Write the entries out exactly. Any images they hold stay out of the copy.

[STORED DATA]

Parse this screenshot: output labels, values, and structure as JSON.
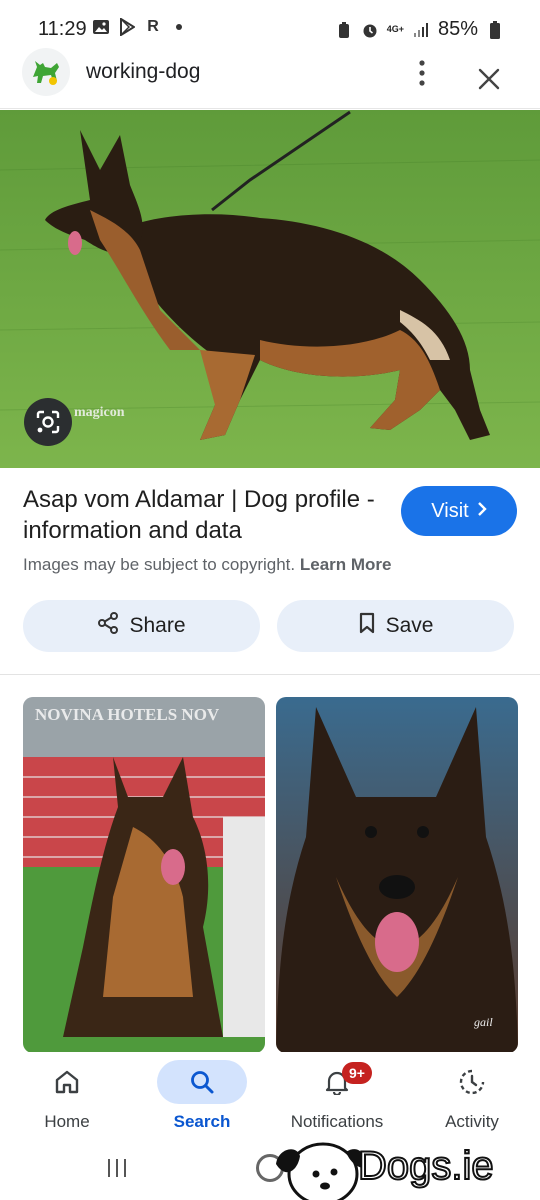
{
  "status_bar": {
    "time": "11:29",
    "left_icons": [
      "image-icon",
      "play-store-icon",
      "r-icon",
      "dot-icon"
    ],
    "r_letter": "R",
    "network_label": "4G+",
    "battery_percent": "85%"
  },
  "header": {
    "site_name": "working-dog",
    "logo_icon": "dog-logo-icon",
    "brand_color": "#3fa535"
  },
  "result": {
    "title": "Asap vom Aldamar | Dog profile - information and data",
    "visit_label": "Visit",
    "copyright_text": "Images may be subject to copyright.",
    "learn_more_label": "Learn More",
    "image_watermark": "magicon"
  },
  "actions": {
    "share_label": "Share",
    "save_label": "Save"
  },
  "thumbnails": [
    {
      "alt_icon": "dog-photo-icon",
      "banner_text": "NOVINA HOTELS    NOV"
    },
    {
      "alt_icon": "dog-photo-icon",
      "signature": "gail"
    }
  ],
  "bottom_nav": {
    "items": [
      {
        "label": "Home",
        "icon": "home-icon"
      },
      {
        "label": "Search",
        "icon": "search-icon",
        "active": true
      },
      {
        "label": "Notifications",
        "icon": "bell-icon",
        "badge": "9+"
      },
      {
        "label": "Activity",
        "icon": "activity-icon"
      }
    ]
  },
  "colors": {
    "accent": "#1a73e8",
    "pill_background": "#e8eff9",
    "active_nav": "#d3e3fd",
    "badge": "#c5221f"
  },
  "overlay": {
    "brand_text": "Dogs.ie"
  }
}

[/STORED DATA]

• **SOLUTION FOR THIS EXERCISE**:
Parse this screenshot: output labels, values, and structure as JSON.
{
  "status_bar": {
    "time": "11:29",
    "left_icons": [
      "image-icon",
      "play-store-icon",
      "r-icon",
      "dot-icon"
    ],
    "r_letter": "R",
    "network_label": "4G+",
    "battery_percent": "85%"
  },
  "header": {
    "site_name": "working-dog",
    "logo_icon": "dog-logo-icon",
    "brand_color": "#3fa535"
  },
  "result": {
    "title": "Asap vom Aldamar | Dog profile - information and data",
    "visit_label": "Visit",
    "copyright_text": "Images may be subject to copyright.",
    "learn_more_label": "Learn More",
    "image_watermark": "magicon"
  },
  "actions": {
    "share_label": "Share",
    "save_label": "Save"
  },
  "thumbnails": [
    {
      "alt_icon": "dog-photo-icon",
      "banner_text": "NOVINA HOTELS    NOV"
    },
    {
      "alt_icon": "dog-photo-icon",
      "signature": "gail"
    }
  ],
  "bottom_nav": {
    "items": [
      {
        "label": "Home",
        "icon": "home-icon"
      },
      {
        "label": "Search",
        "icon": "search-icon",
        "active": true
      },
      {
        "label": "Notifications",
        "icon": "bell-icon",
        "badge": "9+"
      },
      {
        "label": "Activity",
        "icon": "activity-icon"
      }
    ]
  },
  "colors": {
    "accent": "#1a73e8",
    "pill_background": "#e8eff9",
    "active_nav": "#d3e3fd",
    "badge": "#c5221f"
  },
  "overlay": {
    "brand_text": "Dogs.ie"
  }
}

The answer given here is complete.